We did a tremendous amount of wonderful, old-fashioned work.
In the 19th Century, Boilermakers found their home harnessing steam to power a growing country and to transport an increasingly mobile North American population. The railroad industry was booming, and for decades Boilermakers, along with many other steam era crafts, made sure there were plenty of steam engines to get people and goods where they needed to go.
About four years ago, two Local 34 (Topeka, Kansas) Boilermakers went back to the union’s roots as part of a nine-person “steam team” restoring a 1941 Union Pacific Big Boy to its former glory.
After over 50 years of being on display at the Rail Giants Museum in Pomona, California, the Union Pacific reacquired the Big Boy No. 4014 steam locomotive in preparation to commemorate the transcontinental railroad’s 150th anniversary in 2019. Local 34 Boilermakers Don Crerar and James Thompson dusted off their “last-century” boilermaking skills to help rebuild the 1.5 million-ton giant.
Just getting the behemoth out of the museum was a feat. Workers leapfrogged a 40-foot section of track to transverse the engine out of the museum for first repairs at the U.P.’s West Colton, California, station so it could make its journey home. Big Boy then took the 1,390 miles to the U.P.’s Heritage Fleet Operations in Cheyenne, Wyoming.
“It had been sitting there since 1961,” says Ed Dickens, senior manager of Union Pacific Heritage Operations. Dickens gets excited when he talks about the restoration for the Big Boy.
Originally engineered to mount steep grades, the Big Boy N0. 4014 had two massive engines under a 250-ton boiler. Restoring the beast took historic knowledge, patience and old-world skills.
“We did a tremendous amount of wonderful, old-fashioned work,” Dickens says. “Old-fashioned boilermaking.” And they did it in a compressed timeframe to be ready for the huge heritage celebration.
Big Boy ran the rails from 1941 to its retirement in 1961, logging 1,031,205 miles in its 20 years in service. Before its relaunch in May of 2019, workers converted the Big Boy’s fuel source to burn oil. And that’s just one of the updates the “steam team” made.
The biggest restoration challenge, according to Dickens was tearing the Big Boy down to its frame and then rebuilding the entire locomotive from scratch. The massive boiler and the short time frame in which to complete a total rebuild posed a challenge for everyone.
“We managed it very well,” he says. “We had the needed materials, and we ordered parts even before we started restoration.”
Due to the antique nature of the Big Boy, the team made their own tooling. They bought some big rivet guns but made the rivet snaps and fixtures themselves. In order to form the boilerplate, they made dies with a 3-D image scaled off a drawing and CAD. They had a two-piece male and female die and cut out steel plates to weld them together.

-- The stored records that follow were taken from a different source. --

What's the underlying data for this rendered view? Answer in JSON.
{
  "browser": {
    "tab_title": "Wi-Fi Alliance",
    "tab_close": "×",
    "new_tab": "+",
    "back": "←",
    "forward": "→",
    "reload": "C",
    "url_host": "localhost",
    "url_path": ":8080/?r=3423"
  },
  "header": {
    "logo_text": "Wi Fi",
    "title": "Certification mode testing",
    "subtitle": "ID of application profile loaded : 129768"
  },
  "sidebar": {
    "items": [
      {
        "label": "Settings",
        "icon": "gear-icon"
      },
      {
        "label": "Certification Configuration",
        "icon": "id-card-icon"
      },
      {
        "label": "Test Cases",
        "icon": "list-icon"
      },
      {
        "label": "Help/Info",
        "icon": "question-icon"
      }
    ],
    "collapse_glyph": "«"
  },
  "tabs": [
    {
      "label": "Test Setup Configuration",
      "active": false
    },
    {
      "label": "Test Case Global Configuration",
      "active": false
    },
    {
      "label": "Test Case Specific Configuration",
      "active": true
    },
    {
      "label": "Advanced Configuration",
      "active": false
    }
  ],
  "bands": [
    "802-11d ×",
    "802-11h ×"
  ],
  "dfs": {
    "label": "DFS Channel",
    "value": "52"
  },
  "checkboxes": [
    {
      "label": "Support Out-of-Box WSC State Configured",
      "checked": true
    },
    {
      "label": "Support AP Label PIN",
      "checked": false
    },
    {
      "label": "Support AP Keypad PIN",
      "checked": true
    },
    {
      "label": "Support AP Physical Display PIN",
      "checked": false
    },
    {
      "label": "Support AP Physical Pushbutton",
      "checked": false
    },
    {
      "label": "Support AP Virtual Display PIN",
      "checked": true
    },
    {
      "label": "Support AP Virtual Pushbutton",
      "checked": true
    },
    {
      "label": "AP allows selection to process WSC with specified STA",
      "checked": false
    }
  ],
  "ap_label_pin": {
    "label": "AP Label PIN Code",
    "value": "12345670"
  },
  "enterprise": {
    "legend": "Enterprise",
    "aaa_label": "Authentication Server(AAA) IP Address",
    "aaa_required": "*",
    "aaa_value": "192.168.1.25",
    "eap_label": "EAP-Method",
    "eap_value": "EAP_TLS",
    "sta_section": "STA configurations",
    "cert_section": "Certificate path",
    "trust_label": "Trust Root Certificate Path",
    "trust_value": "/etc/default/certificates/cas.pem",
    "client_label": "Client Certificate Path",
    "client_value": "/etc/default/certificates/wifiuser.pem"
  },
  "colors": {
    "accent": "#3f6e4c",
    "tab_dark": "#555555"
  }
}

“We also made a giant oven,” Dickens says. “We pulled the plate out and put it into the press and made that piece. Now we had the metal to weld onto the boiler.”
They also made outside and inside firebox patches.
“It’s all custom work,” Dickens says. “Some of the tooling I’ve bought is from the power plant industry—new plate bevellers. We machine the plate so when you’re welding them together you’ve got an extremely accurate joint. You get a beautiful resulting weld.”
He adds that the two Boilermakers welding on the “steam team” were some of the most skilled he’s ever worked alongside.
“These guys are the best,” Dickens says. “If you’d go back to the ’40s and ’50s, you’re going to find the same talent in them here and now. You’re forming very thick metal and have to form it together accurately, which takes skill.”
For Crerar, one of the challenges he faced in the rebuild happened during welding. “Some of the angles—you get yourself into some pretty awkward positions. I never welded stuff flat. Sometimes, I was nearly hanging upside down.”
Crerar and Thompson put in new tubes and flues. “We did lots and lots of welding in there. We put some patches where the stay bolts were; cut out patches that were thin and put them back in,” Crerar says.
The team acquired a pipe bender, which helped immensely with all the new piping needed for the restoration.
“It bends the angles in pipes,” Crerar says. “We’d figure out the angle and then bend the pipe around.”
Even though the team has restored the Big Boy to its former glory, it’s still going to need ongoing maintenance, as will other locomotives in the Union Pacific’s Heritage fleet. Crerar, Thompson and Dickens agree that whether restoring an antique from the last century or performing maintenance, it’s all a team effort, one they’re all happy to be a part of.